Acts 1:21-22, 26; Acts 2:14, 32; Esther 6:1-middle of 6; Esther 9:4; Esther 10:3; 2 Corinthians 13:1
I just have an impression as to the matter of witness, beloved brethren, and the result of witness. The scripture we read in Corinthians points to the importance of witness, and this principle is stated both in 2nd Corinthians 13 and in Matthew 18: the importance of two or three witnesses establishing matters. Witness is an underlying truth with God, in distinguishing between good and evil, both in the Old Testament in Deuteronomy, and confirmed in the New Testament in the Lord's own words and in Paul's writing to the Corinthians. It really is the Word of God to us, the Lord's commandment to us, as to how matters are to work out administratively amongst us. But I had in mind to speak of two great results of witness in Acts and in Esther.
In Acts, we have twelve witnesses, the twelve apostles. It says where we read in Acts 1, "It is necessary therefore that of the men that have assembled with us all the time in which the Lord Jesus came in and went out among us." We referred on Lord's Day to the way the Lord Jesus is anointed amongst His brethren, and I believe this passage refers to the Lord Jesus in a very affecting way: "all the time in which the Lord Jesus came in and went out among us." In Exodus, the passover lamb is in the household; how the family would be affected by that little lamb in the house! Well, the persons we read of here were affected by the way "the Lord Jesus came in and went out among us." That was peculiar to the apostles, in their experience. John writes of it in chapter 1 of his first epistle: "that which we have heard, which we have seen with our eyes; that which we contemplated, and our hands handled, concerning the word of life."
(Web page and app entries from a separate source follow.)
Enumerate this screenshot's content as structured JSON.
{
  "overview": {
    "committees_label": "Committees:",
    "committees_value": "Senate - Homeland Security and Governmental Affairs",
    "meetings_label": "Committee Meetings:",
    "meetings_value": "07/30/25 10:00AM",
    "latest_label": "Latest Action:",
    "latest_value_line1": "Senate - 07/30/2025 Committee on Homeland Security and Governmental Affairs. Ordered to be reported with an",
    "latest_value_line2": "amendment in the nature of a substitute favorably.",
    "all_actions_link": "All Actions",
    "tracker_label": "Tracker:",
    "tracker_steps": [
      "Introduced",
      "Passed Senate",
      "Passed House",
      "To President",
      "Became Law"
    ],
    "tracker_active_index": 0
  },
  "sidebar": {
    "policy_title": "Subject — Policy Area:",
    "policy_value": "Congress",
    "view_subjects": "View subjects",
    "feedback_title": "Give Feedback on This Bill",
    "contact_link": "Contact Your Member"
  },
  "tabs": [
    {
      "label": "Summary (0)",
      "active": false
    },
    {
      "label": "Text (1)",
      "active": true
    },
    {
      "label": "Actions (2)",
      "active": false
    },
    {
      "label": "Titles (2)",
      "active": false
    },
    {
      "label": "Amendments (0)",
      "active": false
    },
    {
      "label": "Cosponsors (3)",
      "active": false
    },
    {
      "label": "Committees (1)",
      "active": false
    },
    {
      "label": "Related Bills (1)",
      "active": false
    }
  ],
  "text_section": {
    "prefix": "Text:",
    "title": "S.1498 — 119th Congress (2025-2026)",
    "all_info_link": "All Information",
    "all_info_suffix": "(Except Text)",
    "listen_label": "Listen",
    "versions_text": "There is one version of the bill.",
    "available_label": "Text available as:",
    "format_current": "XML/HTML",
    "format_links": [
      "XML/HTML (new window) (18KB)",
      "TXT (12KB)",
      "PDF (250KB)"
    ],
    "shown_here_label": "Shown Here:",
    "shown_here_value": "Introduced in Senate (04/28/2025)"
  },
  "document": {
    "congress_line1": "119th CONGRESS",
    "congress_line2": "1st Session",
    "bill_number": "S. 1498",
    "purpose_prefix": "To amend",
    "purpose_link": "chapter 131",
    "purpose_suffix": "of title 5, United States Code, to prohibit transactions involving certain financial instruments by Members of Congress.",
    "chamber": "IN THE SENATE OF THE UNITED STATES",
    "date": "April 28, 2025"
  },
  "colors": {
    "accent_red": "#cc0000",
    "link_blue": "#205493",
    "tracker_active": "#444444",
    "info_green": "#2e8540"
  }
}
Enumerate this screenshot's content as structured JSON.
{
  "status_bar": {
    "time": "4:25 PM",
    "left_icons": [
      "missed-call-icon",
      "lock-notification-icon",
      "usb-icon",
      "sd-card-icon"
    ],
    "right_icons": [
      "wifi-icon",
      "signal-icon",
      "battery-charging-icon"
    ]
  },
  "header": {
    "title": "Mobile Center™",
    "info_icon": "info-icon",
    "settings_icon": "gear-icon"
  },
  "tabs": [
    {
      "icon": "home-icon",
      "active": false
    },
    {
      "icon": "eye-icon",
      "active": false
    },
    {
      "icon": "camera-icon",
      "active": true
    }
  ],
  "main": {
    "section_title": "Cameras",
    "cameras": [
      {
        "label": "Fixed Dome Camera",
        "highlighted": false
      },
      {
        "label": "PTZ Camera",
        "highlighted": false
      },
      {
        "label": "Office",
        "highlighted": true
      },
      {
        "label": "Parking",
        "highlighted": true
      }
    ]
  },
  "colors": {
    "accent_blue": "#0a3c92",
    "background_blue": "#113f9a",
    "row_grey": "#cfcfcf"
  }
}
So "the lot fell on Matthias, and he was numbered with the eleven apostles." And then Peter preaches. But it's not just one witness in Peter's preaching; it's twelve witnesses, the complete thought of witness. "Peter, standing up with the eleven", and then in verse 32, "This Jesus has God raised up, whereof all we are witnesses." That ties back to the necessity that "one of these should be a witness with us of his resurrection." The witness concerning the resurrection of the Lord Jesus is to be established in the souls of those who are listening to Peter's preaching. I believe that comes down to us in our own day. The preaching of the glad tidings sounds out, "having so great a cloud of witnesses surrounding us" (Hebrews 12:1), and it's intended to establish our hearts in the truth of the resurrection of the Lord Jesus Christ.
Well, in this setting in the book of Esther, there is a crisis. Between the two feasts that Esther prepares, we have "that night." "On that night sleep fled from the king. And he commanded to bring the book of records of the chronicles." These chronicles would be facts that could be attested to. And the king's servants are brought in — "the king's servants that attended upon him." I believe these men exemplify what we read in Corinthians: "In the mouth of two or three witnesses shall every matter be established." They were persons who knew the history of this plot against the king, and of Mordecai's faithfulness to the king. So the king asks, "What honour and dignity has been done to Mordecai for this?" And they answer, "Nothing has been done for him." Nothing has been done for Mordecai. This matter had taken place some time ago. The king had not been aware of it, or had ignored it through Haman's influence, but now "sleep fled from the king." And these two servants of the king bring to light the truth: "Nothing has been done for him."
So, what a wonderful result accrues from this witness to the truth! Mordecai rises to a type of the Lord Jesus; indeed, it goes on to say, "the man Mordecai became continually greater." Doesn't that remind us of David's history? It says, "David became continually stronger, and the house of Saul became continually weaker", 2 Samuel 3:1. I believe Mordecai became greater in the affections of the people, and any exercise that comes up is in view of the Lord Jesus becoming greater in our affections.
We've often noticed that this book does not refer to God directly, but in the end of Esther it says that "Mordecai the Jew was second to king Ahasuerus." I believe that Ahasuerus there represents God, and Mordecai represents the Lord Jesus Christ. It really points to the way that God has "granted him a name, that which is above every name, that at the name of Jesus every knee should bow", Philippians 2:9-10. It says he was "great among the Jews, and accepted of the multitude of his brethren, seeking the welfare of his people, and speaking peace to all his seed." And in the other section we read, the king had said, "What is to be done with the man whom the king delights to honour." Think of the voice from the glory at the baptism of the Lord Jesus: "This is my beloved Son, in whom I have found my delight!" Well, dear brethren, may the Lord Jesus become continually greater in our affections, as a result of the exercises that we are going through. For His name's sake.
S. E. Hesterman